E. coli cells are manipulated on a silicon chip by MIT researchers using 'optical tweezers' to form the letters 'MIT.'
Tool could manipulate tiny objects on a chip,
In a feat that seems like something out of a microscopic version of Star Trek, MIT researchers have found a way to use a "tractor beam" of light to pick up, hold and move around individual cells and other objects on the surface of a microchip.
The new technology could become an important tool for both biological research and materials research, say Matthew J. Lang and David C. Appleyard, whose work is being published in an upcoming issue of the journal Lab on a Chip. Lang is an assistant professor in the Department of Biological Engineering and the Department of Mechanical Engineering. Appleyard is a graduate student in Biological Engineering.
The idea of using light beams as tweezers to manipulate cells and tiny objects has been around for at least 30 years. But the MIT researchers have found a way to combine this powerful tool for moving, controlling and measuring objects with the highly versatile world of microchip design and manufacturing.
Optical tweezers, as the technology is known, represent "one of the world's smallest microtools," says Lang. "Now, we're applying it to building [things] on a chip."
Says Appleyard, "We've shown that you could merge everything people are doing with optical trapping with all the exciting things you can do on a silicon wafer … There could be lots of uses at the biology-and-electronics interface."
For example, he said, many people are studying how neurons communicate by depositing them on microchips where electrical circuits etched into the chips monitor their electrical behavior. "They randomly put cells down on a surface, and hope one lands on [or near] a [sensor] so its activity can be measured. With [our technology], you can put the cell right down next to the sensors." Not only can motions be precisely controlled with the device, but it can also provide very precise measurements of a cell's position.
Optical tweezers use the tiny force of a beam of light from a laser to push around and control tiny objects, from cells to plastic beads. They usually work on a glass surface mounted inside a microscope so that the effects can be observed.
But silicon chips are opaque to light, so applying this technique to them is not an obvious move, the researchers say, since the optical tweezers use light beams that have to travel through the material to reach the working surface.
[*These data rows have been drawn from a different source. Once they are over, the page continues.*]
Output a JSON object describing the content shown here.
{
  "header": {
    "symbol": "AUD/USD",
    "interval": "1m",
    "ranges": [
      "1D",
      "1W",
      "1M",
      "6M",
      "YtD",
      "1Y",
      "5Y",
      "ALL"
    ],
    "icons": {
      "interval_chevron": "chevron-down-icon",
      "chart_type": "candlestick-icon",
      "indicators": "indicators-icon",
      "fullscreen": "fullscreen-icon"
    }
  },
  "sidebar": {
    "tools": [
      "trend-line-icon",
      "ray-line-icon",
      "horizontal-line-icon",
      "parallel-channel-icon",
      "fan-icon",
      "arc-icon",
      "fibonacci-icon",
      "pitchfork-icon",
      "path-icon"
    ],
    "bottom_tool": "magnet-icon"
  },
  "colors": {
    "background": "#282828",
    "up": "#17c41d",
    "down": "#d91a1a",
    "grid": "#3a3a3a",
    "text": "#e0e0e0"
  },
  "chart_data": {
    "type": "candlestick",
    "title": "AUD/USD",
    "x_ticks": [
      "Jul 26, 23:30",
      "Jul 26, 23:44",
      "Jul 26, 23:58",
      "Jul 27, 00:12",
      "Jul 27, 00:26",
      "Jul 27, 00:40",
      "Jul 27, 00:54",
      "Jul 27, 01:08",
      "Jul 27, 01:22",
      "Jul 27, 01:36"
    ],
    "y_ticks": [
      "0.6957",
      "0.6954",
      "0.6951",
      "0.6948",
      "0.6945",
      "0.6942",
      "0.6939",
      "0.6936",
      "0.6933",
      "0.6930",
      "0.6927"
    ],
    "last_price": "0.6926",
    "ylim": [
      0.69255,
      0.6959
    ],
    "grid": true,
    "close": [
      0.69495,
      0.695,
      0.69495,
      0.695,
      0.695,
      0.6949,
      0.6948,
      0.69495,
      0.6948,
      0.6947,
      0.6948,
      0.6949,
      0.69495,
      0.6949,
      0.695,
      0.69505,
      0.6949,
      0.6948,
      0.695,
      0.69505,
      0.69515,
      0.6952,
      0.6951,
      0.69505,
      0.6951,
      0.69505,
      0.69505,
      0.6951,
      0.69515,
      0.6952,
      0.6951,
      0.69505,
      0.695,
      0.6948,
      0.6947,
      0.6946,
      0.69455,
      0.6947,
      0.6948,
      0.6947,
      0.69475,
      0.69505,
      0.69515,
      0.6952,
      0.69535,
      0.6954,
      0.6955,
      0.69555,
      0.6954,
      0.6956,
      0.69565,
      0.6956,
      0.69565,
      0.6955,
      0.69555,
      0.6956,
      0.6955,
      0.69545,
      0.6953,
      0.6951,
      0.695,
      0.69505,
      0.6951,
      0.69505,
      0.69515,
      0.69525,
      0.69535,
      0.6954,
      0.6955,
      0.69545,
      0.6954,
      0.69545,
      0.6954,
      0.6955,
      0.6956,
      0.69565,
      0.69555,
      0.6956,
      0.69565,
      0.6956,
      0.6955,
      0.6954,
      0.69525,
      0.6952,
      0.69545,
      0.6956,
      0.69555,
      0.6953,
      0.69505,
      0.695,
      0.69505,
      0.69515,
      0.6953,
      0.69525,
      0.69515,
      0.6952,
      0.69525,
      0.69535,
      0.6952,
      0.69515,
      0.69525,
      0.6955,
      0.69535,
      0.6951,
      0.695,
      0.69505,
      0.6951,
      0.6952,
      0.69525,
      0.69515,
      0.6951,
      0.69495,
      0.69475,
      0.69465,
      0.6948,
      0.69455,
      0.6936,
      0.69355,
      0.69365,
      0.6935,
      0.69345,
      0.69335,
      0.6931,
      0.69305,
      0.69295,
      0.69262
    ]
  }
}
The key to making it work in a chip is that silicon is transparent to infrared wavelengths of light--which can be easily produced by lasers, and used instead of the visible light beams.
To develop the system, Lang and Appleyard weren't sure what thickness and surface texture of wafers, the thin silicon slices used to manufacture microchips, would work best, and the devices are expensive and usually available only in quantity. "Being at MIT, where there is such a strength in microfabrication, I was able to get wafers that had been thrown out," Appleyard says. "I posted signs saying, 'I'm looking for your broken wafers'."
After testing different samples to determine which worked best, they were able to order a set that was just right for the work. They then tested the system with a variety of cells and tiny beads, including some that were large by the standards of optical tweezer work. They were able to manipulate a square with a hollow center that was 20 micrometers, or millionths of a meter, across--allowing them to demonstrate that even larger objects could be moved and rotated. Other test objects had dimensions of only a few nanometers, or billionths of a meter. Virtually all living cells come in sizes that fall within that nanometer-to-micrometers range and are thus subject to being manipulated by the system.
As a demonstration of the system's versatility, Appleyard says, they set it up to collect and hold 16 tiny living E. coli cells at once on a microchip, forming them into the letters MIT.
The work was supported by the Biotechnology Training Program of the National Institutes of Health, the W.M. Keck Foundation and MIT's Lincoln Laboratory.